Posted on 20 April 2011 by admin
OSOYOOS TIMES-April 20, 2011
By Karissa Gall – Osoyoos Times
The BC NDP elected a new party leader on the night of April 17 after a third round of voting brought the three-month leadership race to a close and named Vancouver-Kingsway MLA Adrian Dix as the winner.
Dix, who also serves as the opposition caucus deputy house leader and opposition critic for health, received 9,772 votes in the third and final leadership ballot, with runner-up Mike Farnworth receiving 9,095 votes.
In his acceptance speech, Dix rallied his caucus colleagues to “get down to work and defeat the BC Liberals.”
“We have to win the next election and we have the team to do it,” he said. “With our united team working together, we are going to present an agenda to British Columbia that is going to win the next election.
“We’re going to do it by offering a positive agenda, on the economy, on public healthcare, on the environment, on education; we are going to bring change to British Columbia, by offering a real alternative to the 1,400,000 people who didn’t vote in the last election.”
Two days after he was voted in as party leader, Dix told the Osoyoos Times that the Okanagan Valley was one of his strongest areas of support in the leadership campaign and that, if elected, his government would address issues that hit home for many residents of rural British Columbia, such as extending grants to agricultural growers and having B.C.’s health care system purchase locally-grown produce.
“I’ve been really focused on agricultural issues, especially the concerns and the problems in the tree fruit industry,” he said. “I have a very specific proposal and we’re going to be raising this issue in the Legislature when it opens next week.”
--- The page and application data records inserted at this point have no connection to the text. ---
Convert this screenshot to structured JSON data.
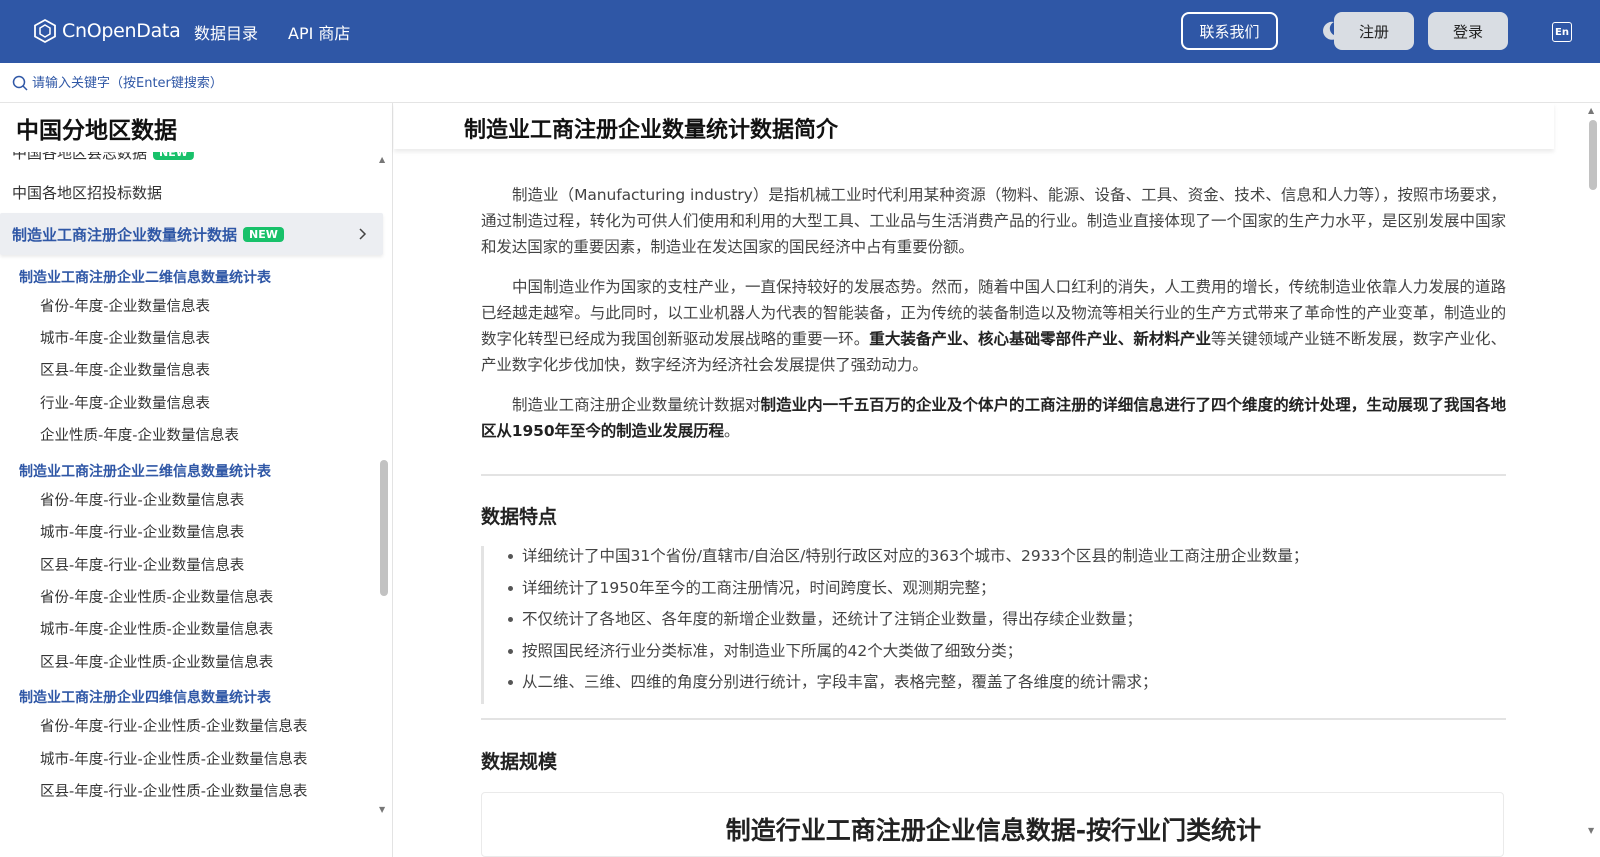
{
  "header": {
    "logo_text": "CnOpenData",
    "nav": [
      "数据目录",
      "API 商店"
    ],
    "contact_label": "联系我们",
    "register_label": "注册",
    "login_label": "登录",
    "lang_label": "En"
  },
  "search": {
    "placeholder": "请输入关键字（按Enter键搜索）"
  },
  "sidebar": {
    "title": "中国分地区数据",
    "items_before": [
      {
        "label": "中国各地区县志数据",
        "badge": "NEW"
      },
      {
        "label": "中国各地区招投标数据"
      }
    ],
    "active": {
      "label": "制造业工商注册企业数量统计数据",
      "badge": "NEW"
    },
    "groups": [
      {
        "title": "制造业工商注册企业二维信息数量统计表",
        "items": [
          "省份-年度-企业数量信息表",
          "城市-年度-企业数量信息表",
          "区县-年度-企业数量信息表",
          "行业-年度-企业数量信息表",
          "企业性质-年度-企业数量信息表"
        ]
      },
      {
        "title": "制造业工商注册企业三维信息数量统计表",
        "items": [
          "省份-年度-行业-企业数量信息表",
          "城市-年度-行业-企业数量信息表",
          "区县-年度-行业-企业数量信息表",
          "省份-年度-企业性质-企业数量信息表",
          "城市-年度-企业性质-企业数量信息表",
          "区县-年度-企业性质-企业数量信息表"
        ]
      },
      {
        "title": "制造业工商注册企业四维信息数量统计表",
        "items": [
          "省份-年度-行业-企业性质-企业数量信息表",
          "城市-年度-行业-企业性质-企业数量信息表",
          "区县-年度-行业-企业性质-企业数量信息表"
        ]
      }
    ]
  },
  "main": {
    "title": "制造业工商注册企业数量统计数据简介",
    "paragraphs": [
      {
        "text": "制造业（Manufacturing industry）是指机械工业时代利用某种资源（物料、能源、设备、工具、资金、技术、信息和人力等），按照市场要求，通过制造过程，转化为可供人们使用和利用的大型工具、工业品与生活消费产品的行业。制造业直接体现了一个国家的生产力水平，是区别发展中国家和发达国家的重要因素，制造业在发达国家的国民经济中占有重要份额。"
      },
      {
        "pre": "中国制造业作为国家的支柱产业，一直保持较好的发展态势。然而，随着中国人口红利的消失，人工费用的增长，传统制造业依靠人力发展的道路已经越走越窄。与此同时，以工业机器人为代表的智能装备，正为传统的装备制造以及物流等相关行业的生产方式带来了革命性的产业变革，制造业的数字化转型已经成为我国创新驱动发展战略的重要一环。",
        "bold": "重大装备产业、核心基础零部件产业、新材料产业",
        "post": "等关键领域产业链不断发展，数字产业化、产业数字化步伐加快，数字经济为经济社会发展提供了强劲动力。"
      },
      {
        "pre": "制造业工商注册企业数量统计数据对",
        "bold": "制造业内一千五百万的企业及个体户的工商注册的详细信息进行了四个维度的统计处理，生动展现了我国各地区从1950年至今的制造业发展历程",
        "post": "。"
      }
    ],
    "features_title": "数据特点",
    "features": [
      "详细统计了中国31个省份/直辖市/自治区/特别行政区对应的363个城市、2933个区县的制造业工商注册企业数量；",
      "详细统计了1950年至今的工商注册情况，时间跨度长、观测期完整；",
      "不仅统计了各地区、各年度的新增企业数量，还统计了注销企业数量，得出存续企业数量；",
      "按照国民经济行业分类标准，对制造业下所属的42个大类做了细致分类；",
      "从二维、三维、四维的角度分别进行统计，字段丰富，表格完整，覆盖了各维度的统计需求；"
    ],
    "scale_title": "数据规模",
    "card_title": "制造行业工商注册企业信息数据-按行业门类统计"
  },
  "colors": {
    "brand": "#2f57a6",
    "badge": "#18c16a"
  }
}
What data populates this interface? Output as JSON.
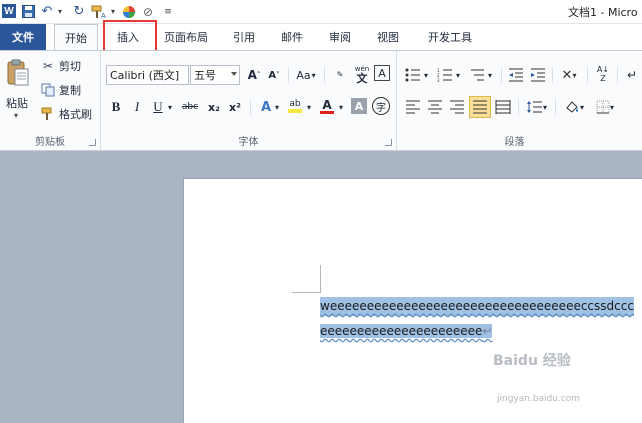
{
  "titlebar": {
    "app_icon": "word-icon",
    "app_letter": "W",
    "doc_title": "文档1 - Micro",
    "quick_access": [
      "save-icon",
      "undo-icon",
      "redo-icon",
      "format-painter-icon",
      "color-circle-icon",
      "clear-icon",
      "customize-icon"
    ]
  },
  "tabs": {
    "file": "文件",
    "home": "开始",
    "insert": "插入",
    "layout": "页面布局",
    "references": "引用",
    "mailings": "邮件",
    "review": "审阅",
    "view": "视图",
    "developer": "开发工具"
  },
  "clipboard": {
    "paste": "粘贴",
    "cut": "剪切",
    "copy": "复制",
    "format_painter": "格式刷",
    "label": "剪贴板"
  },
  "font": {
    "name": "Calibri (西文]",
    "size": "五号",
    "label": "字体",
    "bold": "B",
    "italic": "I",
    "underline": "U",
    "strike": "abc",
    "subscript": "x₂",
    "superscript": "x²",
    "grow": "A",
    "shrink": "A",
    "case": "Aa",
    "font_color_letter": "A",
    "highlight_letter": "ab",
    "phonetic": "wén",
    "char_border": "A",
    "char_shading": "A",
    "enclose": "字",
    "clear_format": "A"
  },
  "paragraph": {
    "label": "段落"
  },
  "document": {
    "line1": "weeeeeeeeeeeeeeeeeeeeeeeeeeeeeeeeeeccssdccc",
    "line2": "eeeeeeeeeeeeeeeeeeeeee"
  },
  "watermark": {
    "brand": "Baidu 经验",
    "url": "jingyan.baidu.com"
  },
  "colors": {
    "file_tab": "#2b579a",
    "highlight_box": "#e53935",
    "selection": "#9fc1e4",
    "workspace": "#aab4c3"
  }
}
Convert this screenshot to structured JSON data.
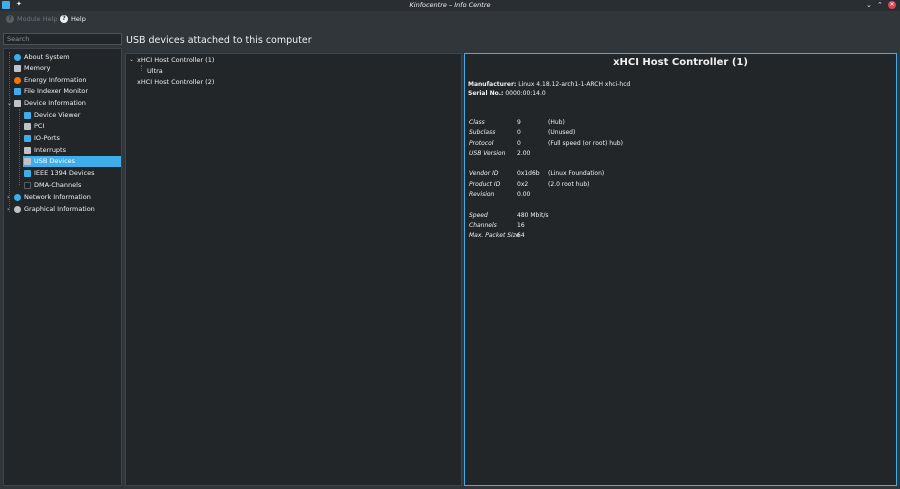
{
  "window": {
    "title": "Kinfocentre – Info Centre",
    "pin_icon": "pin-icon",
    "controls": [
      "minimize-icon",
      "maximize-icon",
      "close-icon"
    ]
  },
  "toolbar": {
    "module_help": "Module Help",
    "help": "Help"
  },
  "search": {
    "placeholder": "Search"
  },
  "sidebar": {
    "items": [
      {
        "label": "About System",
        "icon": "info-icon",
        "color": "#3daee9"
      },
      {
        "label": "Memory",
        "icon": "memory-icon",
        "color": "#bdc3c7"
      },
      {
        "label": "Energy Information",
        "icon": "battery-icon",
        "color": "#f67400"
      },
      {
        "label": "File Indexer Monitor",
        "icon": "indexer-icon",
        "color": "#3daee9"
      },
      {
        "label": "Device Information",
        "icon": "computer-icon",
        "color": "#bdc3c7"
      },
      {
        "label": "Device Viewer",
        "icon": "device-viewer-icon",
        "color": "#3daee9"
      },
      {
        "label": "PCI",
        "icon": "pci-icon",
        "color": "#bdc3c7"
      },
      {
        "label": "IO-Ports",
        "icon": "io-ports-icon",
        "color": "#3daee9"
      },
      {
        "label": "Interrupts",
        "icon": "interrupts-icon",
        "color": "#bdc3c7"
      },
      {
        "label": "USB Devices",
        "icon": "usb-icon",
        "color": "#bdc3c7"
      },
      {
        "label": "IEEE 1394 Devices",
        "icon": "firewire-icon",
        "color": "#3daee9"
      },
      {
        "label": "DMA-Channels",
        "icon": "dma-icon",
        "color": "#1d1f22"
      },
      {
        "label": "Network Information",
        "icon": "network-icon",
        "color": "#3daee9"
      },
      {
        "label": "Graphical Information",
        "icon": "graphics-icon",
        "color": "#bdc3c7"
      }
    ]
  },
  "page_title": "USB devices attached to this computer",
  "devices": [
    {
      "label": "xHCI Host Controller (1)"
    },
    {
      "label": "Ultra"
    },
    {
      "label": "xHCI Host Controller (2)"
    }
  ],
  "details": {
    "title": "xHCI Host Controller (1)",
    "manufacturer_label": "Manufacturer:",
    "manufacturer_value": "Linux 4.18.12-arch1-1-ARCH xhci-hcd",
    "serial_label": "Serial No.:",
    "serial_value": "0000:00:14.0",
    "rows": [
      {
        "k": "Class",
        "v": "9",
        "n": "(Hub)"
      },
      {
        "k": "Subclass",
        "v": "0",
        "n": "(Unused)"
      },
      {
        "k": "Protocol",
        "v": "0",
        "n": "(Full speed (or root) hub)"
      },
      {
        "k": "USB Version",
        "v": "2.00",
        "n": ""
      },
      {
        "k": "Vendor ID",
        "v": "0x1d6b",
        "n": "(Linux Foundation)"
      },
      {
        "k": "Product ID",
        "v": "0x2",
        "n": "(2.0 root hub)"
      },
      {
        "k": "Revision",
        "v": "0.00",
        "n": ""
      },
      {
        "k": "Speed",
        "v": "480 Mbit/s",
        "n": ""
      },
      {
        "k": "Channels",
        "v": "16",
        "n": ""
      },
      {
        "k": "Max. Packet Size",
        "v": "64",
        "n": ""
      }
    ]
  }
}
Dix said his proposal includes instituting a $7.5 million Growers Production Program that will provide fruit producers with grants to purchase equipment, with funding for the program coming from the $385 million that he plans to add to the treasury by rolling back corporate taxes to 2008 levels.
He also plans to expand the revenue base for growers through a program that will have hospitals buy locally-grown food, including fruit.
“I’ve also been raising issues of healthcare in the Okanagan for a number of years,” he said. “Currently there are some serious issues from Oliver to Osoyoos in terms of rural healthcare. We see the centralization of care in Kelowna, the failure to even fix equipment that’s been broken.
“One of the things I propose is a rural health plan to restore some services to rural communities.”
He added that addressing issues in public education, especially class size and composition, and preventing school closures will also be a priority.
“I’m very determined to make the Okanagan a high priority for the NDP if we win an election and to make it a high priority in the election,” he said. “We’re going to campaign in the region like we never have before, everywhere from Vernon to the border. And it’s my intention to visit Osoyoos and Oliver very soon.”